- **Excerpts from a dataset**
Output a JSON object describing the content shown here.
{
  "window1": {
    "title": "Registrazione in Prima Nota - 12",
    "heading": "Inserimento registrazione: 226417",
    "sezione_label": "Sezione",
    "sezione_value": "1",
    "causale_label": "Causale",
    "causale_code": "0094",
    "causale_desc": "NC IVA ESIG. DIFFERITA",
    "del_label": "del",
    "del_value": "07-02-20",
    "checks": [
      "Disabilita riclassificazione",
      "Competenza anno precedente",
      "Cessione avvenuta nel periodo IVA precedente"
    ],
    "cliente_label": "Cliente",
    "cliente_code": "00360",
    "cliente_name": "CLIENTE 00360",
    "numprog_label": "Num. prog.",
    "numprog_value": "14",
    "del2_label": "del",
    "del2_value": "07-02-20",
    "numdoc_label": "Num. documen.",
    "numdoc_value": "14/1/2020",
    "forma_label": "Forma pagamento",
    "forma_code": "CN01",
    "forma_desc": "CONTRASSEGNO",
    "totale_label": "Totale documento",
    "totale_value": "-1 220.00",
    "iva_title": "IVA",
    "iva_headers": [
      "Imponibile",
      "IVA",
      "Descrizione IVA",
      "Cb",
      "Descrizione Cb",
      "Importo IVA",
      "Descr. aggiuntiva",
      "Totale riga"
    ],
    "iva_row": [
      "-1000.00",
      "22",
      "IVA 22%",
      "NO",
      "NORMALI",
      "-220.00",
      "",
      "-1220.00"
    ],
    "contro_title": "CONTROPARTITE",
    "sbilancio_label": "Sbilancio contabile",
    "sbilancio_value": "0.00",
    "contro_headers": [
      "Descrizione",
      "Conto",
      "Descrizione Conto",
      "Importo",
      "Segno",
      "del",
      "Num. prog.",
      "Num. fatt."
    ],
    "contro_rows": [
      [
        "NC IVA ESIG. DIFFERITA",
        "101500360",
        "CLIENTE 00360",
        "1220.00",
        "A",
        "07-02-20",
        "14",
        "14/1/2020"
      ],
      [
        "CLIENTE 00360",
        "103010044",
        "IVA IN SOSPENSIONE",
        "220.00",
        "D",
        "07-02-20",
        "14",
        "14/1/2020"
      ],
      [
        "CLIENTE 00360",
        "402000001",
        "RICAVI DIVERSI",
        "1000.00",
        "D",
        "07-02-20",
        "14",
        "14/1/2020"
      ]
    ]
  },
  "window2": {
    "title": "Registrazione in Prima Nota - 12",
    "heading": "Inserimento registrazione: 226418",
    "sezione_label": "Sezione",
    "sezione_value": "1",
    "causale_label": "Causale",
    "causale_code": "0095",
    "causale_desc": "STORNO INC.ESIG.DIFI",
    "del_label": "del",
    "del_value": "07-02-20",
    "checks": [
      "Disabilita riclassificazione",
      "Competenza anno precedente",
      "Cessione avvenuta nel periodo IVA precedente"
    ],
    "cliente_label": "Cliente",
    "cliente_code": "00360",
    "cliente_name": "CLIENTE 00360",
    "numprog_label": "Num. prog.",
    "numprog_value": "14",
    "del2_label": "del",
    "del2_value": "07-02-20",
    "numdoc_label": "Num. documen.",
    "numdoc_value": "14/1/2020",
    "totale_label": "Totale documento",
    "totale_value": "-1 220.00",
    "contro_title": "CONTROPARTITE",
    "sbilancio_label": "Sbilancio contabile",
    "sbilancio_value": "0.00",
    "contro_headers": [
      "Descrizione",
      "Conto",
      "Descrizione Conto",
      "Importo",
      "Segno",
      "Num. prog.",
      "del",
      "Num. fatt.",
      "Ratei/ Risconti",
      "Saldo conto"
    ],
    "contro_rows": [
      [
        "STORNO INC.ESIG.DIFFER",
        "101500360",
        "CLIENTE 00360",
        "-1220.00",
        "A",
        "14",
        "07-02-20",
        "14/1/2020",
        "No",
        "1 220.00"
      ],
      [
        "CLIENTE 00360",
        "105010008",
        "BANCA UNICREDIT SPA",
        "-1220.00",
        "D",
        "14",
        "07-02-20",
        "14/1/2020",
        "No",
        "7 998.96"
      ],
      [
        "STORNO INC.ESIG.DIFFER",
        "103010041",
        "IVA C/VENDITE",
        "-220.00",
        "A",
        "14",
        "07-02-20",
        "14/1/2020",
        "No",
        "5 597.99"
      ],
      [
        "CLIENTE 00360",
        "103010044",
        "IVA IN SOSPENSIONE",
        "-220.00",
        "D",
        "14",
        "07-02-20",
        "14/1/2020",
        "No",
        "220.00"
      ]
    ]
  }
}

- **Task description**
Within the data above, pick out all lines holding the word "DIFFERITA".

- **Task result**
    "causale_desc": "NC IVA ESIG. DIFFERITA",
        "NC IVA ESIG. DIFFERITA",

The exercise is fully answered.